To salve her conscience and, not incidentally, hoping to make her mark as an investigative journalist at the same time, Paddy follows up on the story, which expands when another death follows, whether suicide or murder an uncertain matter.
Glasgow, its rougher as well as finer areas, the helplessness of those affected by 1980's unemployment, and the protagonist's Irish Catholic background, are well drawn, as is Paddy, young, rebellious, hardworking [sole support of her parents and several siblings] and ambitious. The author having interspersed a second pov, contained within but separate from its surrounding chapters, was a bit confusing at first to this reader, as the identity of the second voice in unclear [although the reader knows her name] - it is really her relation to the rest of the story thus far that is not clear. It is not until over 50 pages into the book that her identity becomes evident. The effect of this device is to steadily build the suspense which, despite the book having begun at a moderate pace, grows till the hold-your-breath conclusion and a shocking twist before a very satisfying conclusion. As for that cliffhanger in the last line, the resolution of that will have to await the next book in the series, which I will eagerly await.

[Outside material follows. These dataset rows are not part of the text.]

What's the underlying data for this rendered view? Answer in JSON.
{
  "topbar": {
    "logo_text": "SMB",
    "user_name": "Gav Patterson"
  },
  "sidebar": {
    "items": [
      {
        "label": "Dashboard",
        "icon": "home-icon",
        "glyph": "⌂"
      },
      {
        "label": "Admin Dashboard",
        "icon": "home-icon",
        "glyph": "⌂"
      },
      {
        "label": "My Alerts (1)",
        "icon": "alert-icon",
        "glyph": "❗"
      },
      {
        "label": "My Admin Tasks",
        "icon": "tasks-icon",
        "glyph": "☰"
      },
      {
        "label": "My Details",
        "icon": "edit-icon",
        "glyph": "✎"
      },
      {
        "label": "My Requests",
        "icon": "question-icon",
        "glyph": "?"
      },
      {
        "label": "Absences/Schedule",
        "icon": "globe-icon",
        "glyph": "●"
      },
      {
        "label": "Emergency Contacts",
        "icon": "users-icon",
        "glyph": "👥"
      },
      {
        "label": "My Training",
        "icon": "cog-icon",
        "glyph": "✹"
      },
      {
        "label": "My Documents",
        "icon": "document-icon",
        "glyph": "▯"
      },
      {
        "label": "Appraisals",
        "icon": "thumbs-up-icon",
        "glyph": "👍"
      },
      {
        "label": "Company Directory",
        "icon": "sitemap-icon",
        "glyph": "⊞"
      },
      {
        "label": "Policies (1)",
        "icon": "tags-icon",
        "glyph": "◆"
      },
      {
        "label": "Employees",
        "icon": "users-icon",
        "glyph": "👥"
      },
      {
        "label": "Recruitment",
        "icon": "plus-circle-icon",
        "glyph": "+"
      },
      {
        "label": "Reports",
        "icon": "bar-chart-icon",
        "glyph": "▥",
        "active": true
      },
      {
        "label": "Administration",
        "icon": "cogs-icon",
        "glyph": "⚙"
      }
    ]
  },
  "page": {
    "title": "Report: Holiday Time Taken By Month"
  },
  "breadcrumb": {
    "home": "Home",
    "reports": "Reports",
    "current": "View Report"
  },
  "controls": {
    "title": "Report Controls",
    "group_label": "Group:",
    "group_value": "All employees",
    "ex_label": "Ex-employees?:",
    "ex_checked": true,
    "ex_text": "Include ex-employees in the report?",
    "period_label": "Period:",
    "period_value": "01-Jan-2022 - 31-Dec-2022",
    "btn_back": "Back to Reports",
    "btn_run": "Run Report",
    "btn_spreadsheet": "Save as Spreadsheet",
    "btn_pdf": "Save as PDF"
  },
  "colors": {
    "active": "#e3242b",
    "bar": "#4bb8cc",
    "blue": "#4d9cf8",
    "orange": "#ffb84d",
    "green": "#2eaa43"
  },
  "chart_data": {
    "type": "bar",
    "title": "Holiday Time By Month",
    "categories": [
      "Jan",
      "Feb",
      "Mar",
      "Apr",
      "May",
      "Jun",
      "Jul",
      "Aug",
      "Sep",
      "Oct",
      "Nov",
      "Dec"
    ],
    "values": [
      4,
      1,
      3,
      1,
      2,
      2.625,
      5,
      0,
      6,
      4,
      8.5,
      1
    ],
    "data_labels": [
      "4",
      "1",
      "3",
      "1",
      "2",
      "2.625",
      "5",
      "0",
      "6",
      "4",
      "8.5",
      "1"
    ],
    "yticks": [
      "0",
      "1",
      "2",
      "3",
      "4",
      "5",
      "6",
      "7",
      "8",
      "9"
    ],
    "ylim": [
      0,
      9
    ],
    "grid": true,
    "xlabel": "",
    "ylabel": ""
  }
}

The Dead Hour is the second in the Paddy Meehan series, following Field of Blood, and Ms. Mina's earlier books, including Deception and the Garnethill trilogy.